Pill Pilots is the follow up to a 2016 debut, The Fox. Their music is UK-traditional and Mark Radcliffe has described them as reminiscent of Carthy and Swarbrick. That should give you a feel for their genre: fiddle, guitar and vocal.
Better still, listen to the video below. ‘I Know My Love’ has its roots in Ireland and this version has been inspired by time the duo spent playing with Appalachian musicians while on tour. If you wanted to introduce a passing Martian to UK guitar and fiddle music, you could do far worse than show them this – and the guitar workshop you can see in the background only adds to the ambience.
The album continues with ‘The Yellow Handkerchief’ (you might know it as ‘Flash Company’). The treatment is slow and designed to sound like back room of a pub. It’s rather nice. Similarly, ‘Hard Times of Old England’ teases the violin and the guitar picking together in this 18th or 19th century tale of economic hardship, the song having been chosen for its contemporary relevance. ‘The Sheepfold’, like ‘Yellow Handkerchief’, owes its steady tempo to singers across the tradition, but both have particular links to the singing of Phoebe Smith and the Gypsy heritage.
‘Pill Pilots’, the title track, was written by Aaron Catlow and takes its name from highly skilled mariners (initially from the village of Pill, I gather) who have guided ships through the Bristol Channel and the river Avon for hundreds of years. If, like me, you don’t really know the west of the country, then my reading tells me it’s a calling akin to the Humber pilots on the east (and no doubt others on other dangerous estuaries around the UK). The song chronicles a battle between the Pilots and the crew of a newly arrived steam tug. Musically, as well as thematically, this modern song fits well with the traditional music around it.
Likewise, ‘Kellaways’ and ‘The Warreners’ are tunes written and arranged by the duo which align well to the traditional ‘Hacky Honey/Lads of Alnwick’ which close the album.
So…. when we are allowed out to go to concerts again, if you want to introduce your passing Martians to the way in which modern music builds on the music of older times, or to the hear skilled interplay between guitar and fiddle, you might have been thinking about taking them to see, say, Hayes & Cahill or Dobres & Schryer. Add Kit Hawes and Aaron Catlow to the list.

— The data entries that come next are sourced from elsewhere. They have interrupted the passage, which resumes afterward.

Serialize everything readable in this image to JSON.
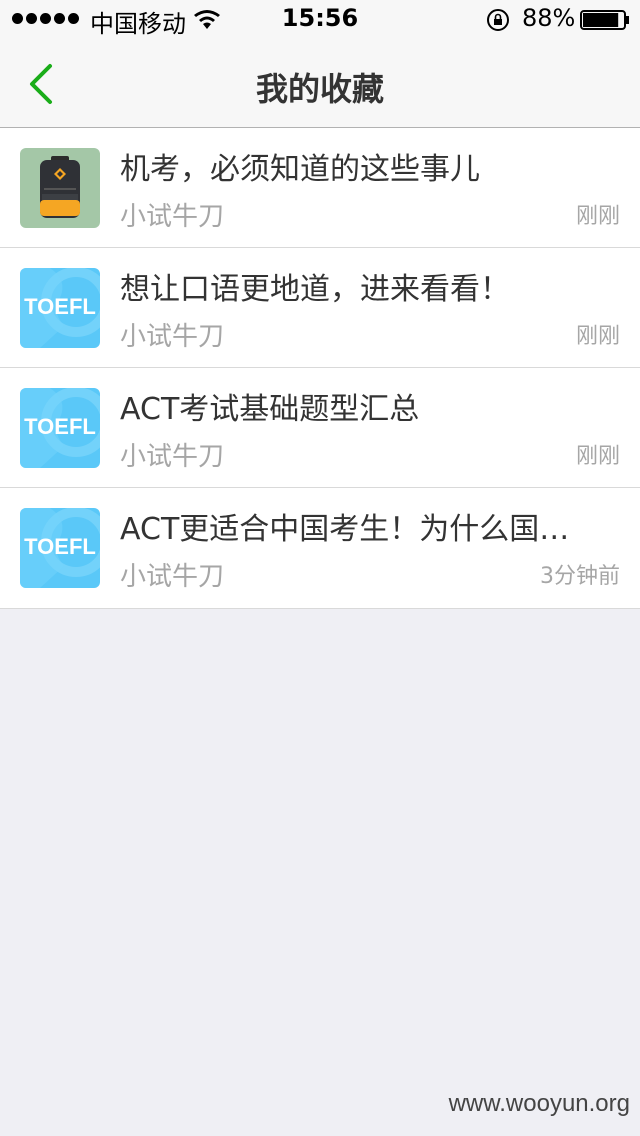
{
  "status": {
    "carrier": "中国移动",
    "time": "15:56",
    "battery_pct": "88%",
    "battery_level": 0.88,
    "signal_bars": 5
  },
  "nav": {
    "title": "我的收藏",
    "back_icon": "chevron-left-icon",
    "accent": "#1aad19"
  },
  "items": [
    {
      "thumb": "backpack",
      "title": "机考，必须知道的这些事儿",
      "source": "小试牛刀",
      "time": "刚刚"
    },
    {
      "thumb": "toefl",
      "thumb_label": "TOEFL",
      "title": "想让口语更地道，进来看看！",
      "source": "小试牛刀",
      "time": "刚刚"
    },
    {
      "thumb": "toefl",
      "thumb_label": "TOEFL",
      "title": "ACT考试基础题型汇总",
      "source": "小试牛刀",
      "time": "刚刚"
    },
    {
      "thumb": "toefl",
      "thumb_label": "TOEFL",
      "title": "ACT更适合中国考生！为什么国…",
      "source": "小试牛刀",
      "time": "3分钟前"
    }
  ],
  "watermark": "www.wooyun.org"
}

In the meantime, until we can go to gigs again, Pill Pilots is well worth a listen or few.
Artist’s website: https://www.kitandaaron.com
‘I Know My Love’ – live: